*Exercise objective*:
Could you repeat the records below exactly, leaving the pictures out?

----- Records for the task -----

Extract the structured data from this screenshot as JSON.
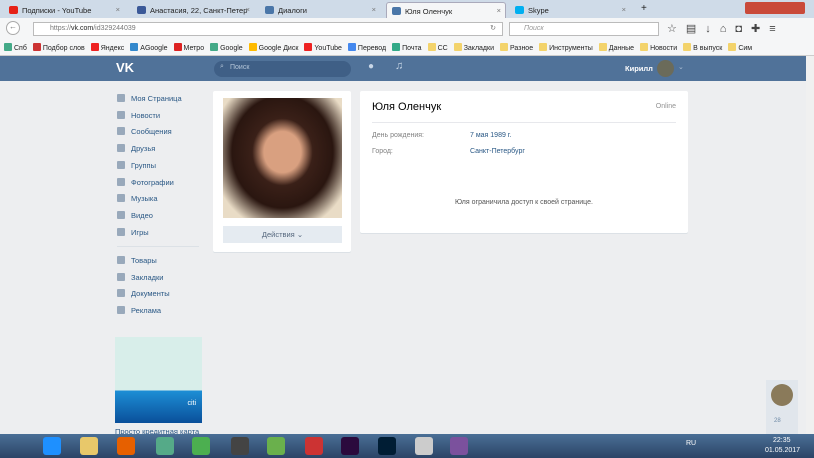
{
  "browser": {
    "tabs": [
      {
        "label": "Подписки - YouTube",
        "color": "#e62117"
      },
      {
        "label": "Анастасия, 22, Санкт-Петер",
        "color": "#3b5998"
      },
      {
        "label": "Диалоги",
        "color": "#4a76a8"
      },
      {
        "label": "Юля Оленчук",
        "color": "#4a76a8"
      },
      {
        "label": "Skype",
        "color": "#00aff0"
      }
    ],
    "new_tab": "+",
    "url_prefix": "https://",
    "url_host": "vk.com",
    "url_path": "/id329244039",
    "search_placeholder": "Поиск",
    "bookmarks": [
      {
        "label": "Спб",
        "color": "#4a8"
      },
      {
        "label": "Подбор слов",
        "color": "#c33"
      },
      {
        "label": "Яндекс",
        "color": "#e22"
      },
      {
        "label": "AGoogle",
        "color": "#38c"
      },
      {
        "label": "Метро",
        "color": "#d22"
      },
      {
        "label": "Google",
        "color": "#4a8"
      },
      {
        "label": "Google Диск",
        "color": "#fb0"
      },
      {
        "label": "YouTube",
        "color": "#e22"
      },
      {
        "label": "Перевод",
        "color": "#48e"
      },
      {
        "label": "Почта",
        "color": "#3a8"
      },
      {
        "label": "CC",
        "color": "#f3d36b"
      },
      {
        "label": "Закладки",
        "color": "#f3d36b"
      },
      {
        "label": "Разное",
        "color": "#f3d36b"
      },
      {
        "label": "Инструменты",
        "color": "#f3d36b"
      },
      {
        "label": "Данные",
        "color": "#f3d36b"
      },
      {
        "label": "Новости",
        "color": "#f3d36b"
      },
      {
        "label": "В выпуск",
        "color": "#f3d36b"
      },
      {
        "label": "Сим",
        "color": "#f3d36b"
      }
    ]
  },
  "vk": {
    "logo": "VK",
    "search_placeholder": "Поиск",
    "user_name": "Кирилл",
    "menu": [
      "Моя Страница",
      "Новости",
      "Сообщения",
      "Друзья",
      "Группы",
      "Фотографии",
      "Музыка",
      "Видео",
      "Игры"
    ],
    "menu2": [
      "Товары",
      "Закладки",
      "Документы",
      "Реклама"
    ],
    "ad_caption": "Просто кредитная карта",
    "ad_brand": "citi",
    "actions_button": "Действия ⌄",
    "profile": {
      "name": "Юля Оленчук",
      "status": "Online",
      "fields": [
        {
          "label": "День рождения:",
          "value": "7 мая 1989 г."
        },
        {
          "label": "Город:",
          "value": "Санкт-Петербург"
        }
      ],
      "restricted": "Юля ограничила доступ к своей странице."
    },
    "chat_count": "28"
  },
  "taskbar": {
    "lang": "RU",
    "time": "22:35",
    "date": "01.05.2017"
  }
}
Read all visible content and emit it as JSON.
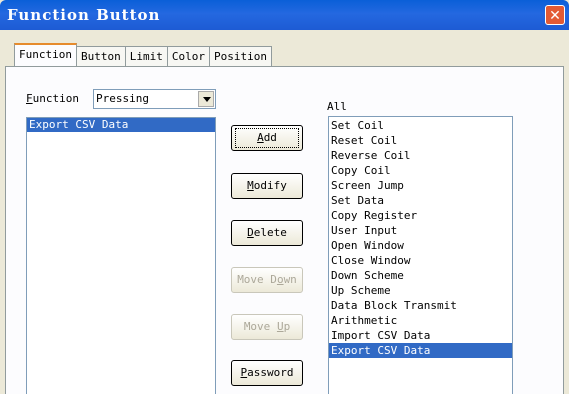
{
  "window": {
    "title": "Function Button",
    "close_glyph": "✕"
  },
  "tabs": [
    {
      "label": "Function",
      "active": true
    },
    {
      "label": "Button",
      "active": false
    },
    {
      "label": "Limit",
      "active": false
    },
    {
      "label": "Color",
      "active": false
    },
    {
      "label": "Position",
      "active": false
    }
  ],
  "function_field": {
    "label_first": "F",
    "label_rest": "unction",
    "value": "Pressing"
  },
  "selected_functions": [
    "Export CSV Data"
  ],
  "all_label": "All",
  "all_functions": [
    "Set Coil",
    "Reset Coil",
    "Reverse Coil",
    "Copy Coil",
    "Screen Jump",
    "Set Data",
    "Copy Register",
    "User Input",
    "Open Window",
    "Close Window",
    "Down Scheme",
    "Up Scheme",
    "Data Block Transmit",
    "Arithmetic",
    "Import CSV Data",
    "Export CSV Data"
  ],
  "all_selected_index": 15,
  "buttons": {
    "add": {
      "first": "A",
      "rest": "dd",
      "enabled": true
    },
    "modify": {
      "first": "M",
      "rest": "odify",
      "enabled": true
    },
    "delete": {
      "first": "D",
      "rest": "elete",
      "enabled": true
    },
    "move_down": {
      "pre": "Move D",
      "ul": "o",
      "post": "wn",
      "enabled": false
    },
    "move_up": {
      "pre": "Move ",
      "ul": "U",
      "post": "p",
      "enabled": false
    },
    "password": {
      "first": "P",
      "rest": "assword",
      "enabled": true
    }
  },
  "colors": {
    "title_bar": "#1d5bd4",
    "selection": "#316ac5",
    "close_button": "#e35a34",
    "dialog_bg": "#ece9d8"
  }
}
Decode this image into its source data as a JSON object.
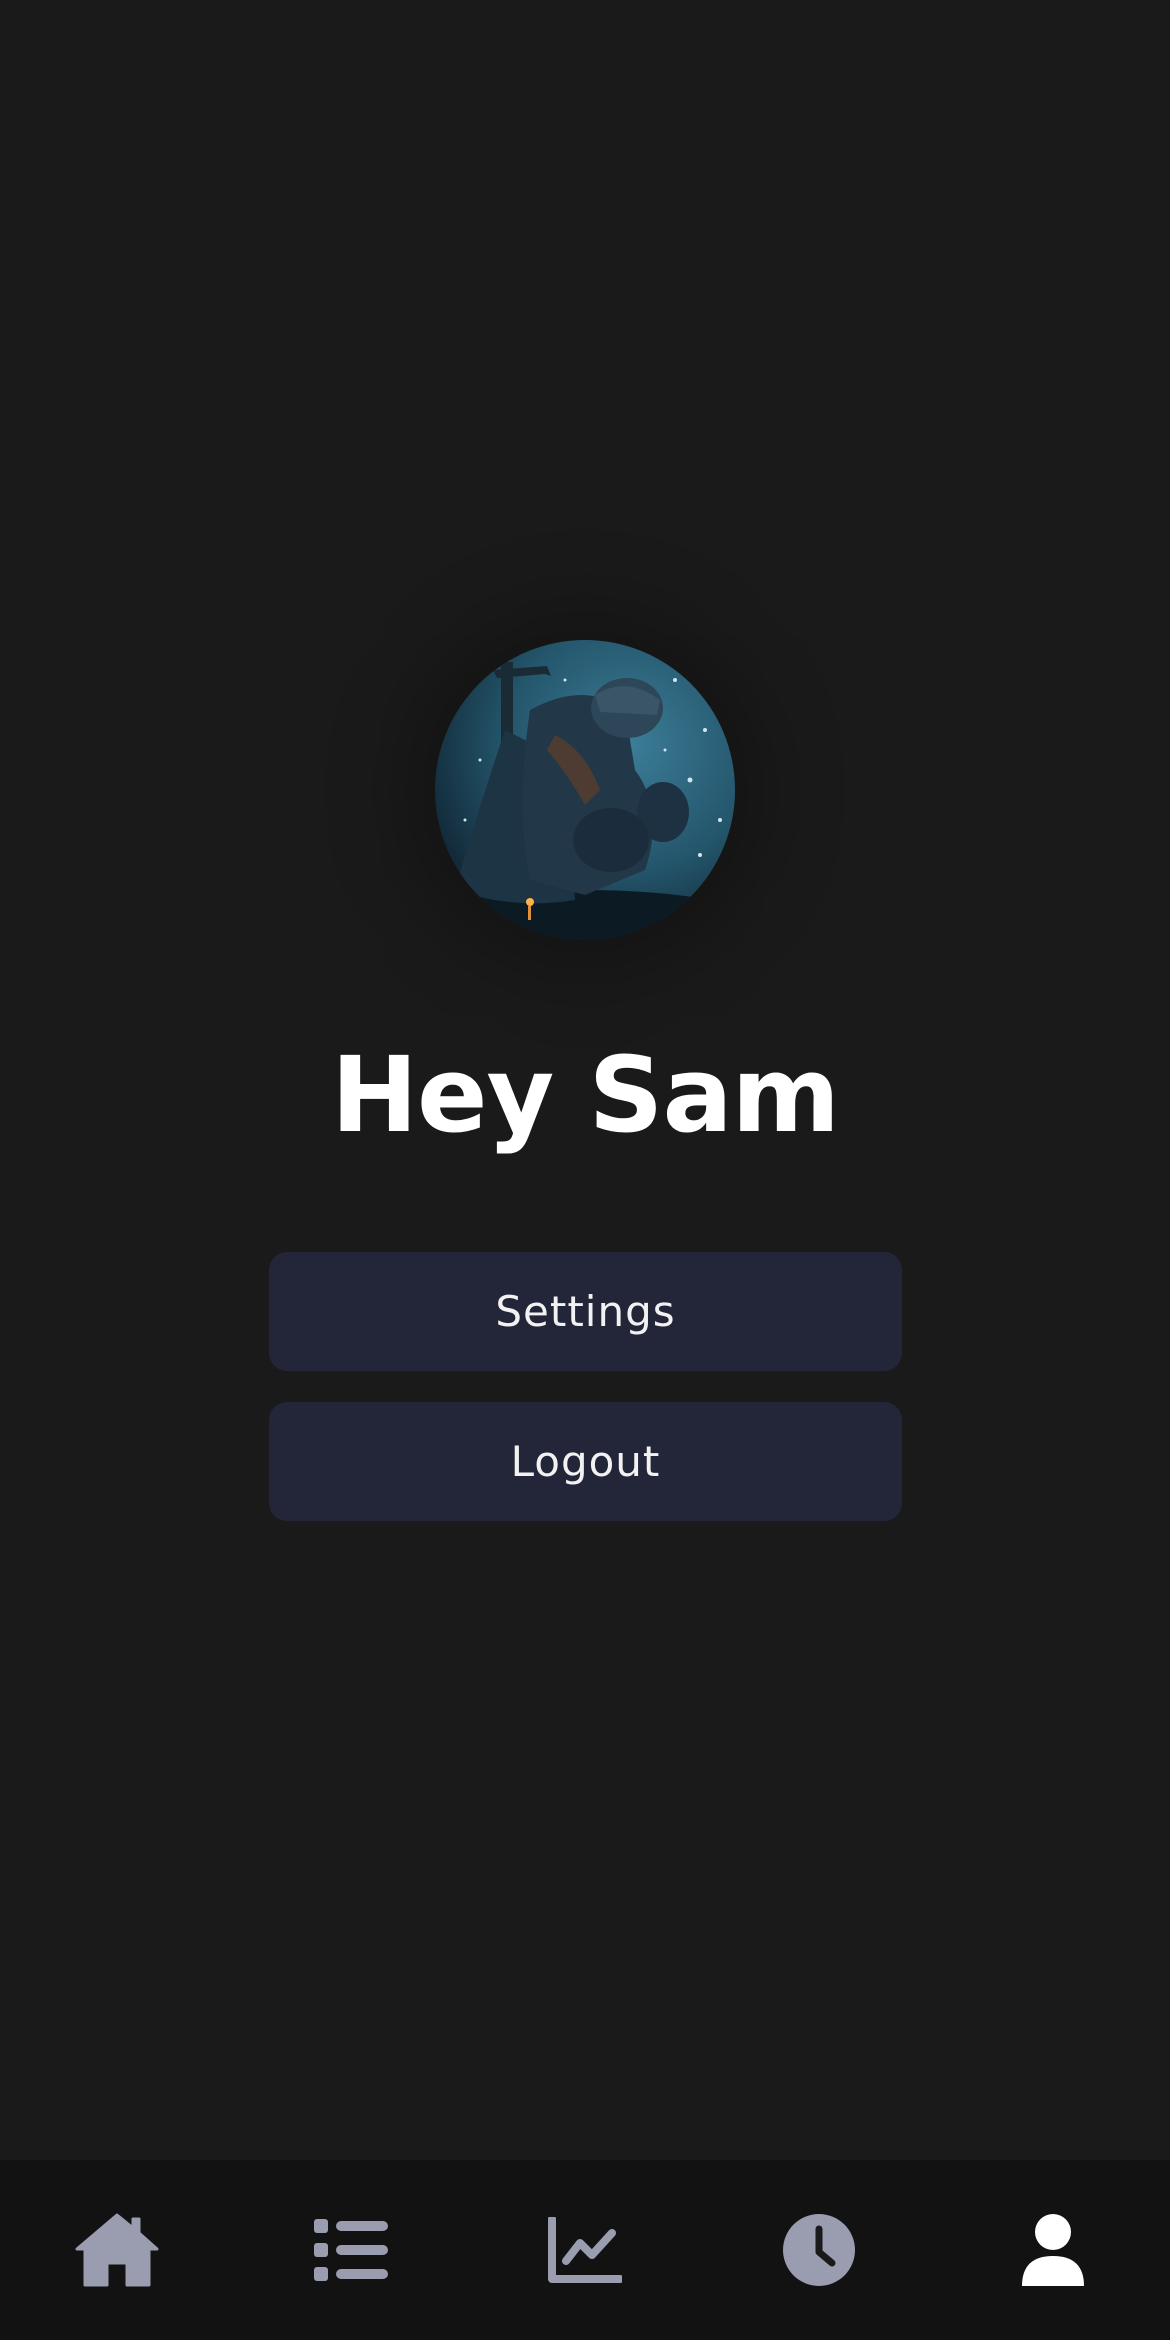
{
  "profile": {
    "greeting": "Hey Sam",
    "avatar_icon": "knight-avatar-photo"
  },
  "menu": {
    "settings_label": "Settings",
    "logout_label": "Logout"
  },
  "tabbar": {
    "items": [
      {
        "icon": "home-icon",
        "active": false
      },
      {
        "icon": "list-icon",
        "active": false
      },
      {
        "icon": "chart-line-icon",
        "active": false
      },
      {
        "icon": "clock-icon",
        "active": false
      },
      {
        "icon": "user-icon",
        "active": true
      }
    ]
  },
  "colors": {
    "background": "#1a1a1a",
    "button": "#232538",
    "tabbar": "#121212",
    "icon_inactive": "#9a9cb0",
    "icon_active": "#ffffff"
  }
}
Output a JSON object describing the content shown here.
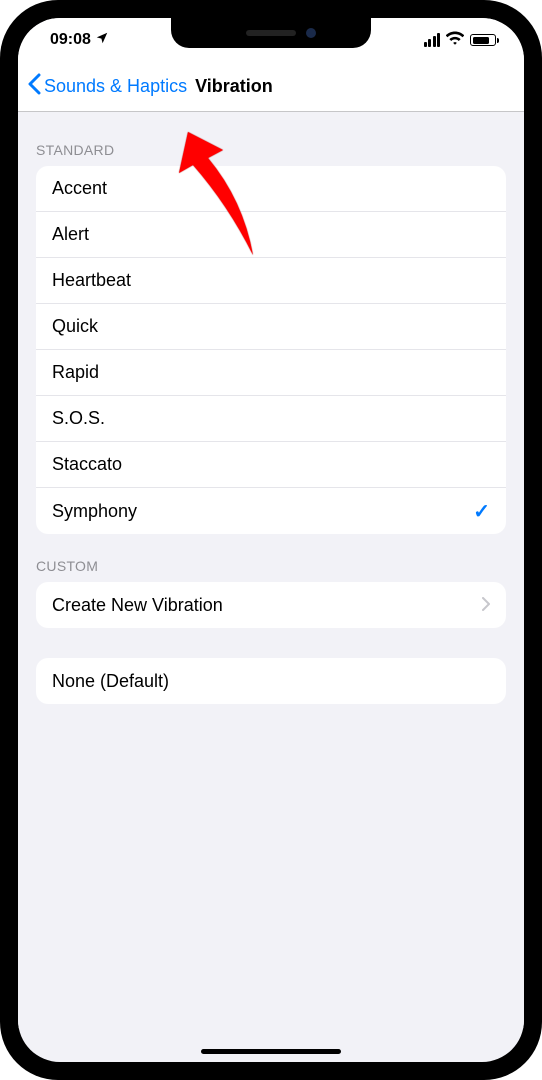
{
  "status": {
    "time": "09:08",
    "location_icon": "location-arrow-icon"
  },
  "nav": {
    "back_label": "Sounds & Haptics",
    "title": "Vibration"
  },
  "sections": {
    "standard": {
      "header": "STANDARD",
      "items": [
        {
          "label": "Accent",
          "selected": false
        },
        {
          "label": "Alert",
          "selected": false
        },
        {
          "label": "Heartbeat",
          "selected": false
        },
        {
          "label": "Quick",
          "selected": false
        },
        {
          "label": "Rapid",
          "selected": false
        },
        {
          "label": "S.O.S.",
          "selected": false
        },
        {
          "label": "Staccato",
          "selected": false
        },
        {
          "label": "Symphony",
          "selected": true
        }
      ]
    },
    "custom": {
      "header": "CUSTOM",
      "create_label": "Create New Vibration"
    },
    "none": {
      "label": "None (Default)"
    }
  }
}
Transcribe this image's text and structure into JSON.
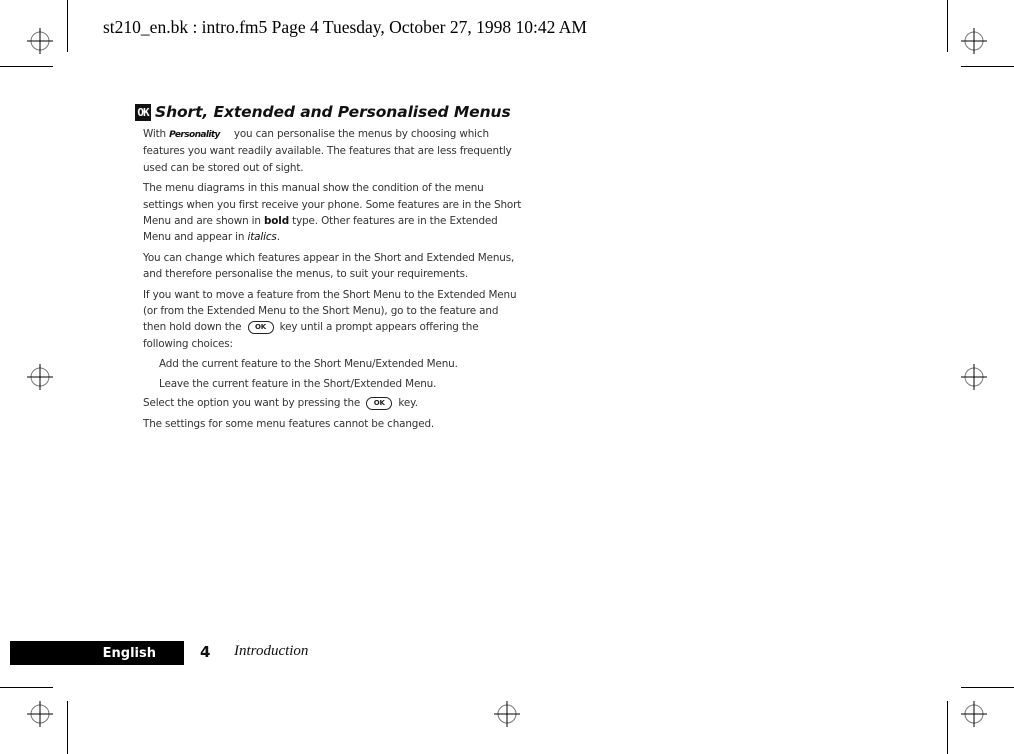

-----

*Output for this exercise*:
Extract the structured data from this screenshot as JSON.
{
  "browser": {
    "tabs": [
      {
        "label": "Подписки - YouTube",
        "color": "#e62117"
      },
      {
        "label": "Анастасия, 22, Санкт-Петер",
        "color": "#3b5998"
      },
      {
        "label": "Диалоги",
        "color": "#4a76a8"
      },
      {
        "label": "Юля Оленчук",
        "color": "#4a76a8"
      },
      {
        "label": "Skype",
        "color": "#00aff0"
      }
    ],
    "new_tab": "+",
    "url_prefix": "https://",
    "url_host": "vk.com",
    "url_path": "/id329244039",
    "search_placeholder": "Поиск",
    "bookmarks": [
      {
        "label": "Спб",
        "color": "#4a8"
      },
      {
        "label": "Подбор слов",
        "color": "#c33"
      },
      {
        "label": "Яндекс",
        "color": "#e22"
      },
      {
        "label": "AGoogle",
        "color": "#38c"
      },
      {
        "label": "Метро",
        "color": "#d22"
      },
      {
        "label": "Google",
        "color": "#4a8"
      },
      {
        "label": "Google Диск",
        "color": "#fb0"
      },
      {
        "label": "YouTube",
        "color": "#e22"
      },
      {
        "label": "Перевод",
        "color": "#48e"
      },
      {
        "label": "Почта",
        "color": "#3a8"
      },
      {
        "label": "CC",
        "color": "#f3d36b"
      },
      {
        "label": "Закладки",
        "color": "#f3d36b"
      },
      {
        "label": "Разное",
        "color": "#f3d36b"
      },
      {
        "label": "Инструменты",
        "color": "#f3d36b"
      },
      {
        "label": "Данные",
        "color": "#f3d36b"
      },
      {
        "label": "Новости",
        "color": "#f3d36b"
      },
      {
        "label": "В выпуск",
        "color": "#f3d36b"
      },
      {
        "label": "Сим",
        "color": "#f3d36b"
      }
    ]
  },
  "vk": {
    "logo": "VK",
    "search_placeholder": "Поиск",
    "user_name": "Кирилл",
    "menu": [
      "Моя Страница",
      "Новости",
      "Сообщения",
      "Друзья",
      "Группы",
      "Фотографии",
      "Музыка",
      "Видео",
      "Игры"
    ],
    "menu2": [
      "Товары",
      "Закладки",
      "Документы",
      "Реклама"
    ],
    "ad_caption": "Просто кредитная карта",
    "ad_brand": "citi",
    "actions_button": "Действия ⌄",
    "profile": {
      "name": "Юля Оленчук",
      "status": "Online",
      "fields": [
        {
          "label": "День рождения:",
          "value": "7 мая 1989 г."
        },
        {
          "label": "Город:",
          "value": "Санкт-Петербург"
        }
      ],
      "restricted": "Юля ограничила доступ к своей странице."
    },
    "chat_count": "28"
  },
  "taskbar": {
    "lang": "RU",
    "time": "22:35",
    "date": "01.05.2017"
  }
}
Read all visible content and emit it as JSON.
{
  "window": {
    "title": "Function Button",
    "close_glyph": "✕"
  },
  "tabs": [
    {
      "label": "Function",
      "active": true
    },
    {
      "label": "Button",
      "active": false
    },
    {
      "label": "Limit",
      "active": false
    },
    {
      "label": "Color",
      "active": false
    },
    {
      "label": "Position",
      "active": false
    }
  ],
  "function_field": {
    "label_first": "F",
    "label_rest": "unction",
    "value": "Pressing"
  },
  "selected_functions": [
    "Export CSV Data"
  ],
  "all_label": "All",
  "all_functions": [
    "Set Coil",
    "Reset Coil",
    "Reverse Coil",
    "Copy Coil",
    "Screen Jump",
    "Set Data",
    "Copy Register",
    "User Input",
    "Open Window",
    "Close Window",
    "Down Scheme",
    "Up Scheme",
    "Data Block Transmit",
    "Arithmetic",
    "Import CSV Data",
    "Export CSV Data"
  ],
  "all_selected_index": 15,
  "buttons": {
    "add": {
      "first": "A",
      "rest": "dd",
      "enabled": true
    },
    "modify": {
      "first": "M",
      "rest": "odify",
      "enabled": true
    },
    "delete": {
      "first": "D",
      "rest": "elete",
      "enabled": true
    },
    "move_down": {
      "pre": "Move D",
      "ul": "o",
      "post": "wn",
      "enabled": false
    },
    "move_up": {
      "pre": "Move ",
      "ul": "U",
      "post": "p",
      "enabled": false
    },
    "password": {
      "first": "P",
      "rest": "assword",
      "enabled": true
    }
  },
  "colors": {
    "title_bar": "#1d5bd4",
    "selection": "#316ac5",
    "close_button": "#e35a34",
    "dialog_bg": "#ece9d8"
  }
}
Decode this image into its source data as a JSON object.
{
  "profile": {
    "greeting": "Hey Sam",
    "avatar_icon": "knight-avatar-photo"
  },
  "menu": {
    "settings_label": "Settings",
    "logout_label": "Logout"
  },
  "tabbar": {
    "items": [
      {
        "icon": "home-icon",
        "active": false
      },
      {
        "icon": "list-icon",
        "active": false
      },
      {
        "icon": "chart-line-icon",
        "active": false
      },
      {
        "icon": "clock-icon",
        "active": false
      },
      {
        "icon": "user-icon",
        "active": true
      }
    ]
  },
  "colors": {
    "background": "#1a1a1a",
    "button": "#232538",
    "tabbar": "#121212",
    "icon_inactive": "#9a9cb0",
    "icon_active": "#ffffff"
  }
}
Output a JSON object describing the content shown here.
{
  "status": {
    "time": "09:08",
    "location_icon": "location-arrow-icon"
  },
  "nav": {
    "back_label": "Sounds & Haptics",
    "title": "Vibration"
  },
  "sections": {
    "standard": {
      "header": "STANDARD",
      "items": [
        {
          "label": "Accent",
          "selected": false
        },
        {
          "label": "Alert",
          "selected": false
        },
        {
          "label": "Heartbeat",
          "selected": false
        },
        {
          "label": "Quick",
          "selected": false
        },
        {
          "label": "Rapid",
          "selected": false
        },
        {
          "label": "S.O.S.",
          "selected": false
        },
        {
          "label": "Staccato",
          "selected": false
        },
        {
          "label": "Symphony",
          "selected": true
        }
      ]
    },
    "custom": {
      "header": "CUSTOM",
      "create_label": "Create New Vibration"
    },
    "none": {
      "label": "None (Default)"
    }
  }
}
Transcribe this image's text and structure into JSON.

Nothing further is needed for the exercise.